Some of my favorite places to hear authors read are online. There’s Penn Sound and Naropa’s archive, where I listen to recordings of talks and readings. I end up at the Poetry Foundation when I’m searching for poets and Goodreads when I’m searching for books and reviews. When I don’t know what else to do, sometimes I read HTML GIANT. My very favorite place to go to listen to interviews with writers is Bookworm. Searching the show’s archives, you will likely find at least one interview with your favorite writer. As for writing prompts, the very best ones I’ve found online have been on poet CAConrad’s (Soma)tic Poetry Exercises. I just discovered poet Joe Massey’s blog, Range, and have been enjoying the images, excerpts, links and recordings found there.
In my cave, I’ve been reading Madame Bovary, by Gustave Flaubert. The translator of my copy is Lydia Davis, one of my favorite fiction writers. I’ve read all of her books, so now, in order to hear more from her, I’m reading books she’s translated. Last summer I read her translation of Proust’s Swann’s Way, which I really recommend. In this interview, Davis says that as a translator she tries to stay very close to what the writer has written, not adding her own embellishments or corrections.
Here is an essay by Davis, “The Architecture of Thought,” on translating Proust.
And here are 4 very short pieces from her most recent book, Varieties of Disturbance, which collects stories from several of her other books.
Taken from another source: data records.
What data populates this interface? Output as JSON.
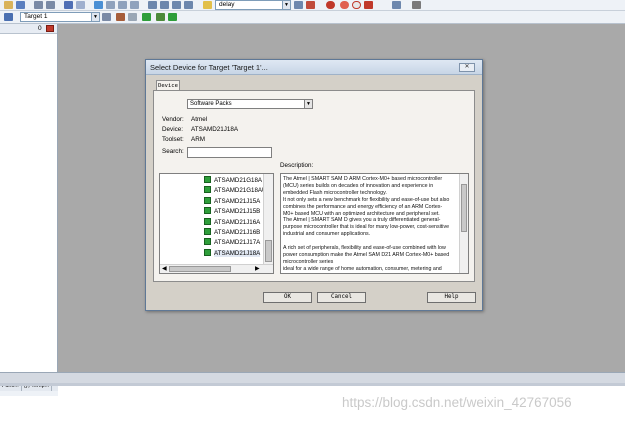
{
  "toolbar_top": {
    "search_value": "delay"
  },
  "toolbar_target": {
    "target_value": "Target 1"
  },
  "project_pane": {
    "badge": "0",
    "tabs": [
      "Func...",
      "{}₀ Temp..."
    ]
  },
  "dialog": {
    "title": "Select Device for Target 'Target 1'...",
    "close_glyph": "✕",
    "tab_label": "Device",
    "pack_select": "Software Packs",
    "vendor_label": "Vendor:",
    "vendor_value": "Atmel",
    "device_label": "Device:",
    "device_value": "ATSAMD21J18A",
    "toolset_label": "Toolset:",
    "toolset_value": "ARM",
    "search_label": "Search:",
    "search_value": "",
    "description_label": "Description:",
    "devices": [
      "ATSAMD21G18A",
      "ATSAMD21G18AU",
      "ATSAMD21J15A",
      "ATSAMD21J15B",
      "ATSAMD21J16A",
      "ATSAMD21J16B",
      "ATSAMD21J17A",
      "ATSAMD21J18A"
    ],
    "selected_device": "ATSAMD21J18A",
    "description_lines": [
      "The Atmel | SMART SAM D ARM Cortex-M0+ based microcontroller",
      "(MCU) series builds on decades of innovation and experience in",
      "embedded Flash microcontroller technology.",
      "It not only sets a new benchmark for flexibility and ease-of-use but also",
      "combines the performance and energy efficiency of an ARM Cortex-",
      "M0+ based MCU with an optimized architecture and peripheral set.",
      "The Atmel | SMART SAM D gives you a truly differentiated general-",
      "purpose microcontroller that is ideal for many low-power, cost-sensitive",
      "industrial and consumer applications.",
      "",
      "A rich set of peripherals, flexibility and ease-of-use combined with low",
      "power consumption make the Atmel SAM D21 ARM Cortex-M0+ based",
      "microcontroller series",
      "ideal for a wide range of home automation, consumer, metering and"
    ],
    "buttons": {
      "ok": "OK",
      "cancel": "Cancel",
      "help": "Help"
    }
  },
  "watermark": "https://blog.csdn.net/weixin_42767056"
}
We’ll be reading more of Davis’s writing in a few weeks in the Open Fiction Workshop, which, by the way, has only a few more open spots!